Horn hunter finds world class Boone and Crockett record elk antlers.
December 16, 2005 (PRLEAP.COM) Sports NewsA resident of Elliston, Montana and legendary elk horn hunter found his largest set of matching elk antlers this March on a windy, snow-blown hogback outside of Montana’s famous wilderness areas. He starts his search for trophy elk antlers each year in the spring, the prime time for finding antlers that have been shed by elk each year. He schedules his hunts to collect these antlers as soon as possible after they are dropped. His objective is to collect undamaged antlers in as close proximity to their original drop spot.
The competition for collecting shed elk antlers has increased over the past five years from around a dozen really dedicated horn hunters to closer to fifty individuals that scour the wintering elk range areas with fine tooth scrutiny. He uses a four wheel ATV on which he puts around two thousand miles a year to get deep into the winter elk range and then starts the real search on foot. His daily search starts around four in the morning and ends long after the sun goes down.
This horn hunter has collected thousands of antlers over the years and many of the matching sets have scored well above the minimum requirements for entry into the famous “Boone and Crockett” record book. The secret to his success is the love of the hunt! Not only is he a renowned “horn hunter” but also enjoys the hunt for the live animal as well.
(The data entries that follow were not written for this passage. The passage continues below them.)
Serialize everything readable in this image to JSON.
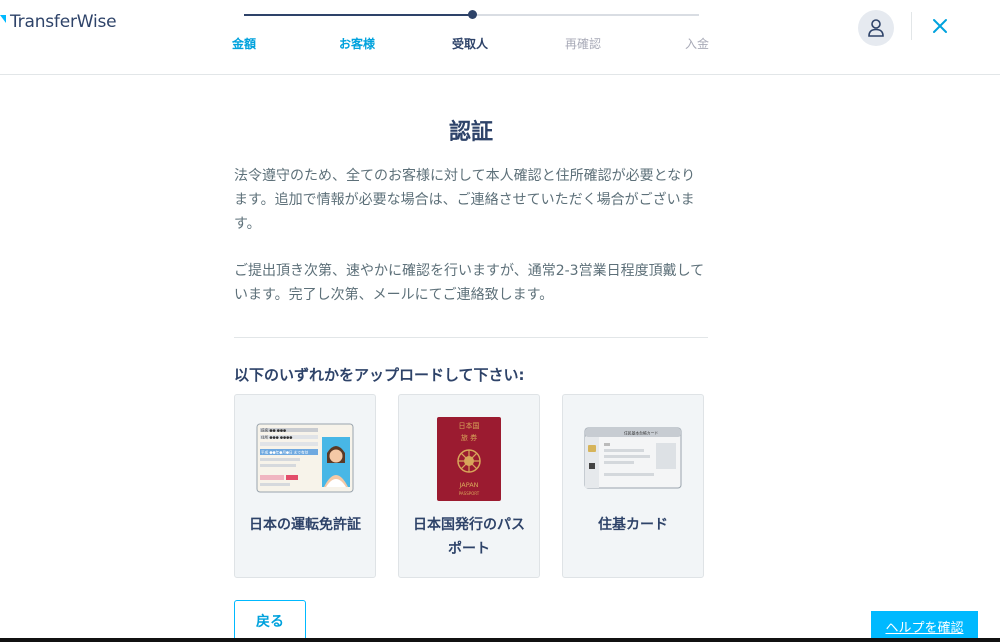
{
  "header": {
    "logo_text": "TransferWise",
    "steps": [
      {
        "label": "金額",
        "state": "done"
      },
      {
        "label": "お客様",
        "state": "done"
      },
      {
        "label": "受取人",
        "state": "active"
      },
      {
        "label": "再確認",
        "state": "todo"
      },
      {
        "label": "入金",
        "state": "todo"
      }
    ],
    "progress_fraction": 0.5,
    "profile_icon": "user-icon",
    "close_icon": "close-icon"
  },
  "main": {
    "title": "認証",
    "paragraph1": "法令遵守のため、全てのお客様に対して本人確認と住所確認が必要となります。追加で情報が必要な場合は、ご連絡させていただく場合がございます。",
    "paragraph2": "ご提出頂き次第、速やかに確認を行いますが、通常2-3営業日程度頂戴しています。完了し次第、メールにてご連絡致します。",
    "upload_heading": "以下のいずれかをアップロードして下さい:",
    "options": [
      {
        "label": "日本の運転免許証",
        "icon": "drivers-license-icon"
      },
      {
        "label": "日本国発行のパスポート",
        "icon": "passport-icon"
      },
      {
        "label": "住基カード",
        "icon": "juki-card-icon"
      }
    ],
    "back_label": "戻る"
  },
  "help": {
    "label": "ヘルプを確認"
  },
  "images": {
    "license_lines": [
      "氏名 ●● ●●●",
      "住所 ●●● ●●●●",
      "平成 ●●年●月●日 まで有効"
    ],
    "passport_top": "日本国",
    "passport_mid": "旅 券",
    "passport_bottom": "JAPAN",
    "passport_sub": "PASSPORT",
    "juki_title": "住民基本台帳カード"
  },
  "colors": {
    "accent": "#00b9ff",
    "navy": "#2e4369",
    "passport_red": "#9b1b30"
  }
}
The Boone and Crockett Club is responsible for records of North American big game in order to provide a comparison of trophy size and quality. In response to public interest and increased hunting by the public, the Club established an official measurement and scoring system for trophy big game in the 1920’s. The National Collection and the measurement system were initially conceived to record North American big game. The scientific community and Boone and Crockett club members recognized that the system was an effective means of tracking the success of new conservation policies. The first recognition of exceptional North American big game trophies by the Boone and Crockett Club was in the 1932 records book. It involved relatively few specimens that were listed by simple criteria of length and spread of horns, antlers or skulls. The 1932 book was followed by the 1939 records book that included informative chapters on a variety of subjects related to big game and hunting. Since 1947, there have been 24 competitions with the trophies ranked by a series of measurements defined in 1950. The ranking of trophies now occurs during a three year period, followed by the public display of the best of the trophies from each category. Presentation of Boone and Crockett Club big game medals recognizes superior trophy excellence. The highest ranked trophies in each category are invited to a “Final Awards Judging”. These trophies are measured again by a judge’s panel and are eligible for additional awards.
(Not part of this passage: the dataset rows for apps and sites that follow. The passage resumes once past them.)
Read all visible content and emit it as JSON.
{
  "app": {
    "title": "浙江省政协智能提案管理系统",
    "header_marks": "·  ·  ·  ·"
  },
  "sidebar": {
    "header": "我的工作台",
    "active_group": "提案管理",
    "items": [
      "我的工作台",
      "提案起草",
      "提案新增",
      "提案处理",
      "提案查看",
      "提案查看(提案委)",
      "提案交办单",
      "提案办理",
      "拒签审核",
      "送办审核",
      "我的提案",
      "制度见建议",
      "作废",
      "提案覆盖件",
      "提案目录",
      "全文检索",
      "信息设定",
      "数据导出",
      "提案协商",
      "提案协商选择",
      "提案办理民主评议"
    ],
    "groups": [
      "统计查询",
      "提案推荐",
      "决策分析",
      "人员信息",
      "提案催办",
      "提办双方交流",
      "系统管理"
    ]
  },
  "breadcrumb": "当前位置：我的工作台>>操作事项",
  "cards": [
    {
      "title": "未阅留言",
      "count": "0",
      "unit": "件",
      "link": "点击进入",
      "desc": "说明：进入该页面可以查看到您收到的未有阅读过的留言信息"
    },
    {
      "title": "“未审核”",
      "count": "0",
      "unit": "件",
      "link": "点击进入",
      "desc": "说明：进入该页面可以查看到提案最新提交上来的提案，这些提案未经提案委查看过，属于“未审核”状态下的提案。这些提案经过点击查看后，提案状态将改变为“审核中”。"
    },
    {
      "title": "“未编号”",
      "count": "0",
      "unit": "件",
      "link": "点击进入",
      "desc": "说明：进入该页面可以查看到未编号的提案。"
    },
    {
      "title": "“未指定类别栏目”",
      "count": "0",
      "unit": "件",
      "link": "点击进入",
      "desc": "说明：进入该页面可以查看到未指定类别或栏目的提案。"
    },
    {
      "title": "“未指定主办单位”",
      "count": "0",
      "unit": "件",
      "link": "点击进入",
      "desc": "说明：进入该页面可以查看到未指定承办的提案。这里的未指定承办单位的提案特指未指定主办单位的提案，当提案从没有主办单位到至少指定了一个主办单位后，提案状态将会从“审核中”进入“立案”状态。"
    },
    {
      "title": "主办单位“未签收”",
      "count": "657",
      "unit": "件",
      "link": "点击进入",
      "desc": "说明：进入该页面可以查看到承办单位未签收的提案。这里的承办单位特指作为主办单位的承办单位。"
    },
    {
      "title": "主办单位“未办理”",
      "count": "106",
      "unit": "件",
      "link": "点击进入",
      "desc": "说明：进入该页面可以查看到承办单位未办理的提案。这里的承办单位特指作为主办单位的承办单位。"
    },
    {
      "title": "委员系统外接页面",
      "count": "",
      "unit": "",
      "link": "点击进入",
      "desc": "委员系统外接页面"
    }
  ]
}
Early in the spring of 2005 he was looking through his Swarovski 80mm spotting scope when the bright ivory white tines of the shed antler came into view. No more than ten feet away lay the other matching side to the set. He put his spotting scope away and eagerly started down the barren ridge toward the largest set of shed antlers he has yet found in his fourteen year reign as the top horn hunter in Montana.